    A transformative intention is to simply be thankful. As Anusara Yoga teacher Sianna Sherman says, "Gratitude is a practice—it's the seed I plant at the beginning of the day. Throughout the day, it sprouts in ways I couldn't have foreseen." During the holidays, she consciously directs her gratitude toward family members. "The holidays bring up past remembrances, and we get knotted up when we get into the incredible speed of the holidays. As a child, I would retreat to my room and sometimes disconnect when the holidays got hectic. As I have melted my heart with yoga and gratitude, I find myself leaning into my family more and appreciating their immensely generous spirits. I say 'Today I'm grateful for my sister or mother or father' and put an image of that person inside my mind and my heart. With this practice, I am able to tap into a sweet place of dealing with the challenges that naturally arise over the holidays. Instead of retreating from the madness, I receive my family's love and realize that they've been loving me all along."
  10. Flex Your Mind

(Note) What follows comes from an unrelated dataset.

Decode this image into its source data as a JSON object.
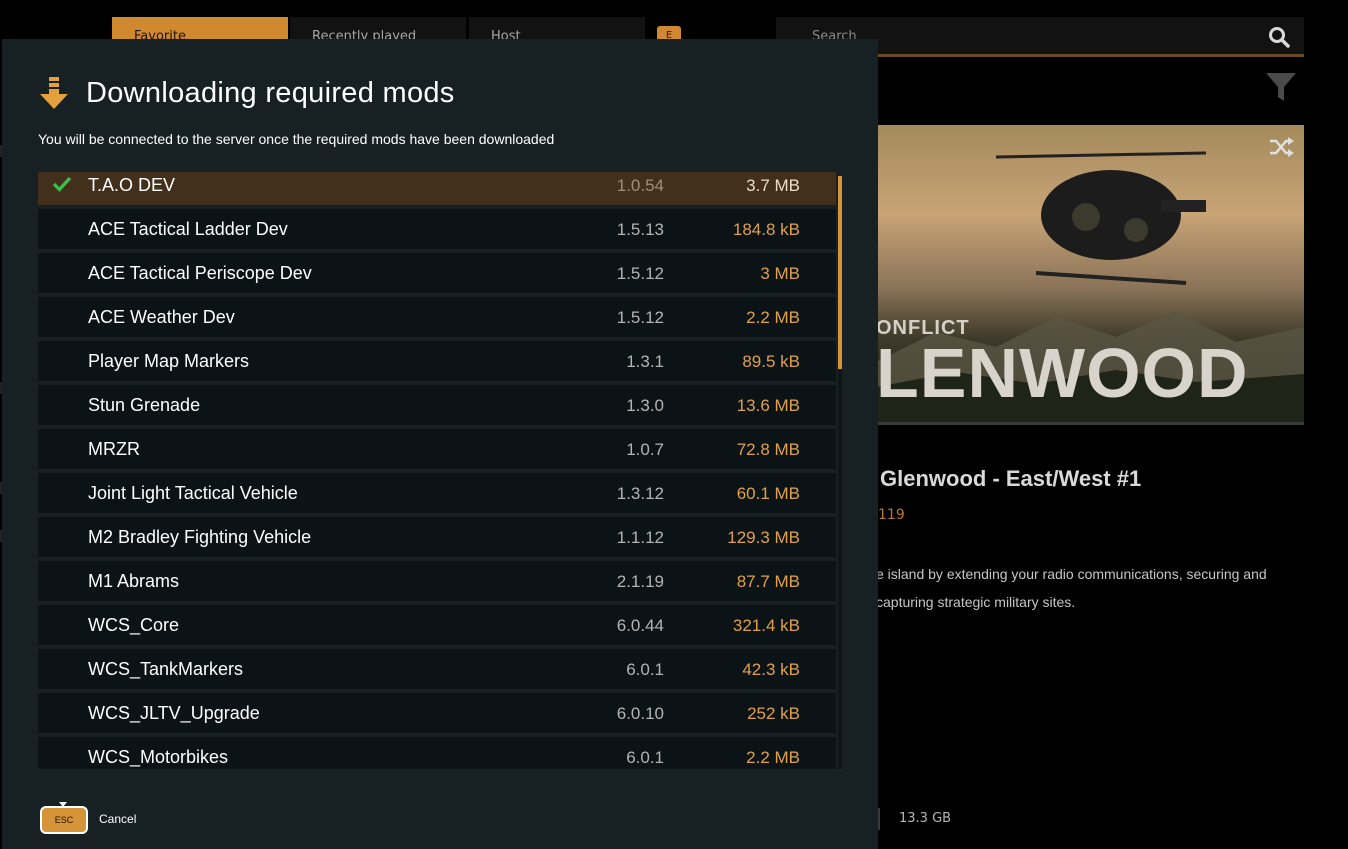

    Debora Wayne, an artist and yoga teacher in San Diego, made a shift in attitude and expectation: "I used to try to prove that I could do it all. I tried to outdo, overdo, top last year's event and gifts, and overextend," she says. "Just like in any yoga pose, if you overextend long enough, eventually the strain turns into real injury. Now I just let each year be different according to my life at the time. Only you know if you're pushing too hard by how you feel—that applies to your mat or your Christmas."
  11. Turn Up the Music
    All over the world, people come together to celebrate with song. You can go caroling in your neighborhood, enjoy a Sing It Yourself Handel's Messiah at the city opera house, or harmonize in private with a favorite CD. David Life is a fan of old Christmas albums, both classical and kitsch. "Some great ones are Burl Ives's Have a Holly Jolly Christmas; The Christmas Song, by Nat King Cole; and Christmas with Leontyne Price," he says. Or you can forget the standards and chant along with a kirtan CD or anything else you find uplifting. The point is to let go and be connected to and moved by the spirit of the music, if not the season.
  12. Act Kindly, Randomly
    "I take a moment to be loving to people as I go about my shopping," says Arthur Jeon, a yoga teacher in Los Angeles and the author of City Dharma: Keeping Your Cool in the Chaos. "We've got 20 gifts to buy, and we're in the gift-wrap line thinking, 'Hurry up. Wrap that gift! Look at how slow she is,' without taking the time to acknowledge the clerk, smile, offer a kind word, or even a 'Gosh, you're so busy—I don't know how you do it.' When you do take the time to really recognize and appreciate others, you come away feeling good that you've passed on some measure of compassion and gentleness, which is really the core of the holiday season, anyway. The core of Christmas is the celebration of the birth of a prophet's life, someone who taught love. So then make an effort to truly practice that."

Lorie Parch is a writer in Scottsdale, Arizona.